Attracting users to click or shop your website can be hard, and conversions can vary greatly depending on the business. Whether it's a form completion, newsletter signup, share to social media or making a purchase, it’s our job to optimize these conversion points and help users and businesses alike achieve their goals. Check out some best practices in user experience and user interface design that can help improve your website conversions.
Don’t be unique.
When it comes to website design and layout, there is an advantage to looking like everyone else. It’s called “familiarity bias.” We prefer things we are familiar with. You can increase your website conversions by using icons, controls, page layouts, and other conventions that web users already understand. We’re all for creative expression, but don’t innovate to the point that you make things unrecognizable. If a user must spend time learning how to use your page, you’re putting yourself at a disadvantage. Designs that convert don’t distract.
Faster is better.
Forty-seven percent of people expect a webpage to load in two seconds or less. Fifty-three percent of mobile users abandon sites that take over three seconds to load. A one-second delay in page response can result in a 7 percent reduction in conversions. And it’s not just users paying attention. Search engines are watching, too. Slow page speeds can directly affect your search rankings and make it harder for people to find you.
The fold doesn’t matter.
It’s a myth that people don’t scroll. People have no trouble scrolling, provided you’ve designed your page to encourage scrolling, and your content is valuable. Research has found that 66 percent of people’s attention on a normal media page is spent below the fold. There is no need to pack content or calls to action within the first screen view. In fact, with the huge range in devices and viewport sizes we’re using to consume the web these days, “the fold” doesn’t even exist anymore.
Encourage scrolling by ensuring your headlines, subheads, and messaging is clear and written in plain language. Also, ensure you’re using whitespace appropriately to avoid the “illusion of completeness” where too much blank space makes it look like you’ve reached the end of the content.
Your carousel slider isn't all it’s cracked up to be.
Did you know only one percent of people click on a homepage slider? And of that one percent, 89 percent of people click on the slide in the first position. Many people mistake them for ads, a phenomenon known as “banner blindness.” The slider decreases performance, adding between .4 and 5 seconds to your website load time (recall above we said 47 percent of people will leave after two seconds of loading). Sliders that auto-advance take control away from your users, decreasing usability and increasing frustration.
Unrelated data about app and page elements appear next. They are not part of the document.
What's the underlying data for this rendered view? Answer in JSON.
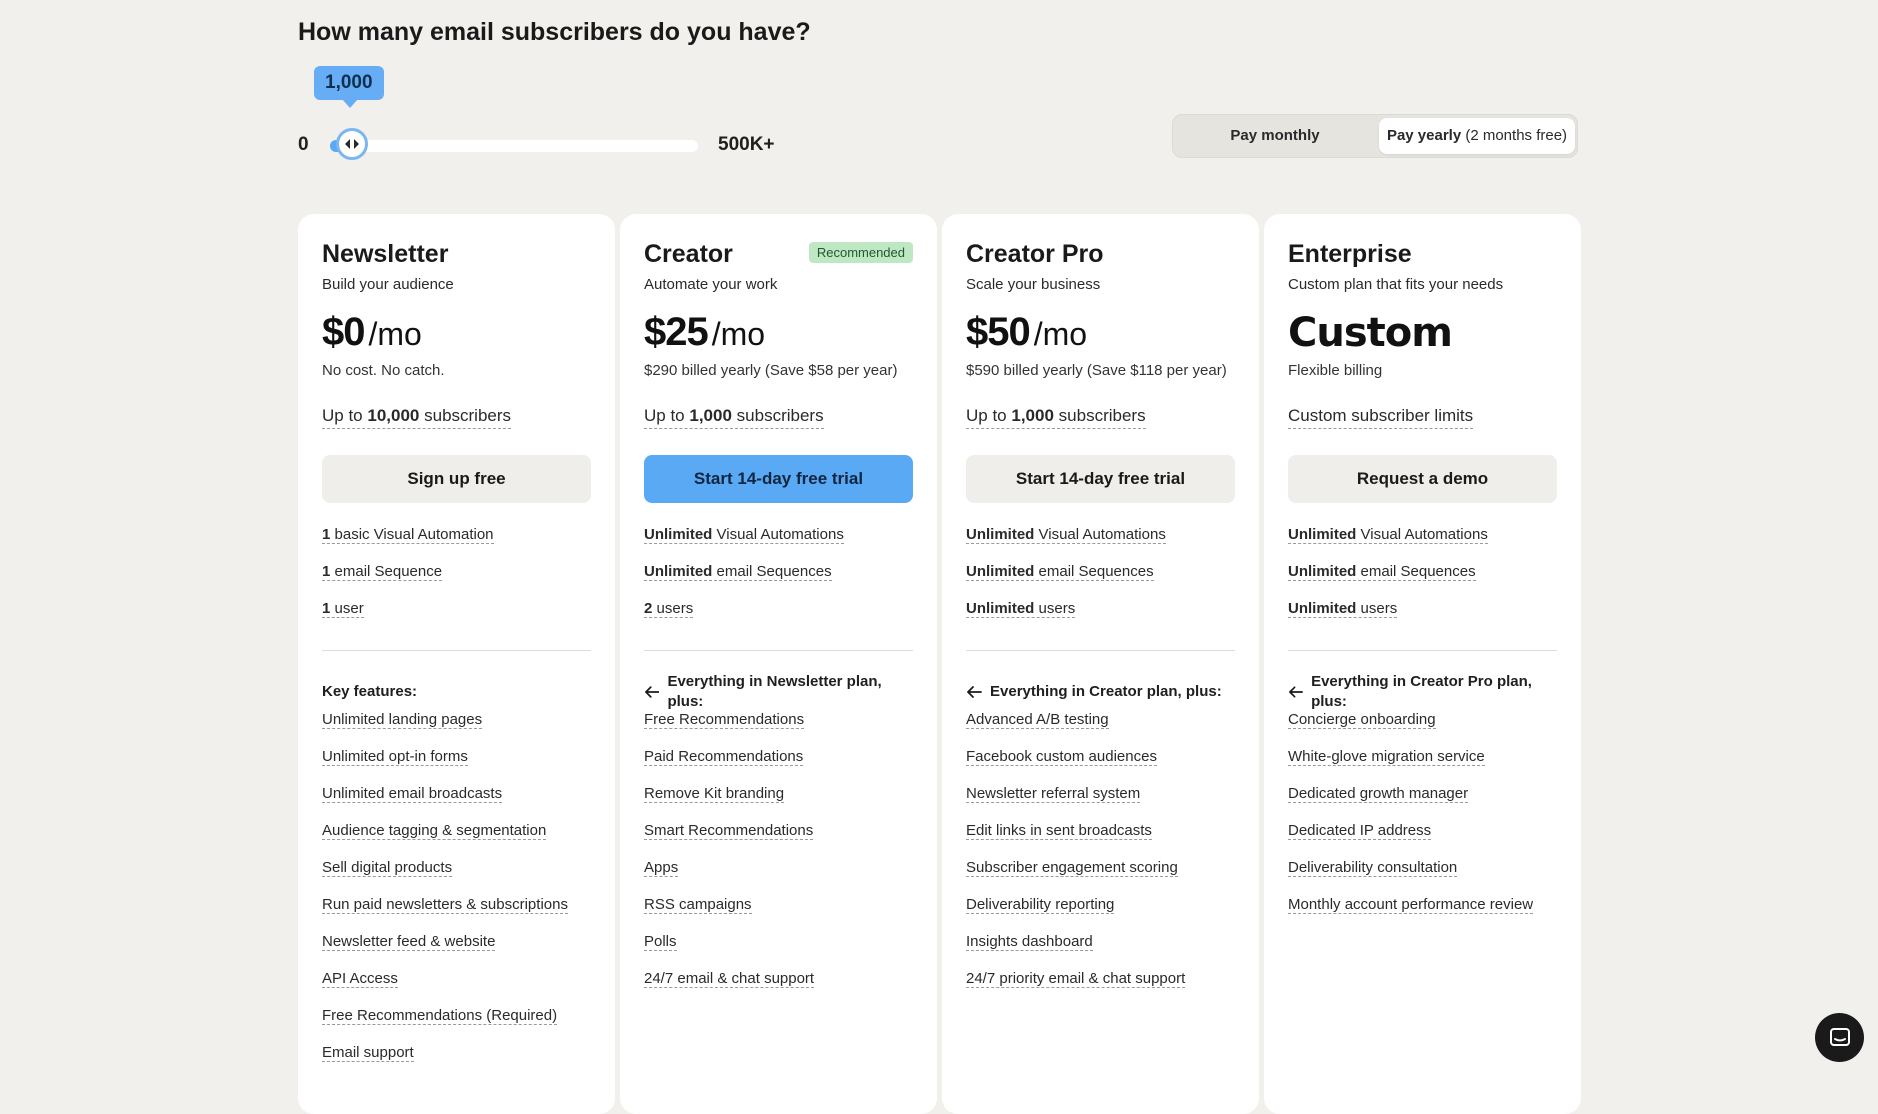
{
  "question": "How many email subscribers do you have?",
  "slider": {
    "min_label": "0",
    "max_label": "500K+",
    "value_label": "1,000",
    "level_fraction": 0.03
  },
  "billing": {
    "monthly_label": "Pay monthly",
    "yearly_label": "Pay yearly",
    "yearly_note": "(2 months free)",
    "selected": "yearly"
  },
  "colors": {
    "accent": "#5aa9f5",
    "background": "#f1f0ec",
    "badge_bg": "#bfe7c4"
  },
  "plans": [
    {
      "name": "Newsletter",
      "badge": "",
      "tagline": "Build your audience",
      "price_amount": "$0",
      "price_unit": "/mo",
      "billing_note": "No cost. No catch.",
      "limit_prefix": "Up to",
      "limit_value": "10,000",
      "limit_suffix": "subscribers",
      "cta": "Sign up free",
      "quotas": [
        {
          "bold": "1",
          "text": "basic Visual Automation"
        },
        {
          "bold": "1",
          "text": "email Sequence"
        },
        {
          "bold": "1",
          "text": "user"
        }
      ],
      "features_heading": "Key features:",
      "features": [
        "Unlimited landing pages",
        "Unlimited opt-in forms",
        "Unlimited email broadcasts",
        "Audience tagging & segmentation",
        "Sell digital products",
        "Run paid newsletters & subscriptions",
        "Newsletter feed & website",
        "API Access",
        "Free Recommendations (Required)",
        "Email support"
      ]
    },
    {
      "name": "Creator",
      "badge": "Recommended",
      "tagline": "Automate your work",
      "price_amount": "$25",
      "price_unit": "/mo",
      "billing_note": "$290 billed yearly (Save $58 per year)",
      "limit_prefix": "Up to",
      "limit_value": "1,000",
      "limit_suffix": "subscribers",
      "cta": "Start 14-day free trial",
      "quotas": [
        {
          "bold": "Unlimited",
          "text": "Visual Automations"
        },
        {
          "bold": "Unlimited",
          "text": "email Sequences"
        },
        {
          "bold": "2",
          "text": "users"
        }
      ],
      "features_heading": "Everything in Newsletter plan, plus:",
      "features": [
        "Free Recommendations",
        "Paid Recommendations",
        "Remove Kit branding",
        "Smart Recommendations",
        "Apps",
        "RSS campaigns",
        "Polls",
        "24/7 email & chat support"
      ]
    },
    {
      "name": "Creator Pro",
      "badge": "",
      "tagline": "Scale your business",
      "price_amount": "$50",
      "price_unit": "/mo",
      "billing_note": "$590 billed yearly (Save $118 per year)",
      "limit_prefix": "Up to",
      "limit_value": "1,000",
      "limit_suffix": "subscribers",
      "cta": "Start 14-day free trial",
      "quotas": [
        {
          "bold": "Unlimited",
          "text": "Visual Automations"
        },
        {
          "bold": "Unlimited",
          "text": "email Sequences"
        },
        {
          "bold": "Unlimited",
          "text": "users"
        }
      ],
      "features_heading": "Everything in Creator plan, plus:",
      "features": [
        "Advanced A/B testing",
        "Facebook custom audiences",
        "Newsletter referral system",
        "Edit links in sent broadcasts",
        "Subscriber engagement scoring",
        "Deliverability reporting",
        "Insights dashboard",
        "24/7 priority email & chat support"
      ]
    },
    {
      "name": "Enterprise",
      "badge": "",
      "tagline": "Custom plan that fits your needs",
      "price_amount": "Custom",
      "price_unit": "",
      "billing_note": "Flexible billing",
      "limit_prefix": "",
      "limit_value": "",
      "limit_suffix": "Custom subscriber limits",
      "cta": "Request a demo",
      "quotas": [
        {
          "bold": "Unlimited",
          "text": "Visual Automations"
        },
        {
          "bold": "Unlimited",
          "text": "email Sequences"
        },
        {
          "bold": "Unlimited",
          "text": "users"
        }
      ],
      "features_heading": "Everything in Creator Pro plan, plus:",
      "features": [
        "Concierge onboarding",
        "White-glove migration service",
        "Dedicated growth manager",
        "Dedicated IP address",
        "Deliverability consultation",
        "Monthly account performance review"
      ]
    }
  ]
}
Lastly, they’re bad for accessibility and are impossible for many keyboard and screen reader users to interact with.
When it comes to carousel sliders, the best solution is to remove them entirely and use a different method. While carousel controls can be very useful for displaying things like product images, quotations, or related videos, they are a poor choice for the homepage hero.
Are you still reading?
When it comes to content on the web, less is more. Fifty-five percent of people spend fewer than 15 seconds actively consuming a page. Even in an article like this one, only about 33 percent of people will spend longer than 15 seconds reading. People don’t read on the web, they scan. People also hate “marketese,” the promotional and boastful writing style some companies use to differentiate themselves. Research has found that this hurts your credibility and affects the usability of your site.
Help improve your conversions by talking about your offering clearly and precisely in language anyone can understand. Enable easier scanning by calling out your businesses’ main keywords, products, and offerings in clear, concise content.
Want to improve your website conversions through smart application of user experience and user interface design best practices? Contact us today to talk about more ways to get people doing what you want when they visit you online.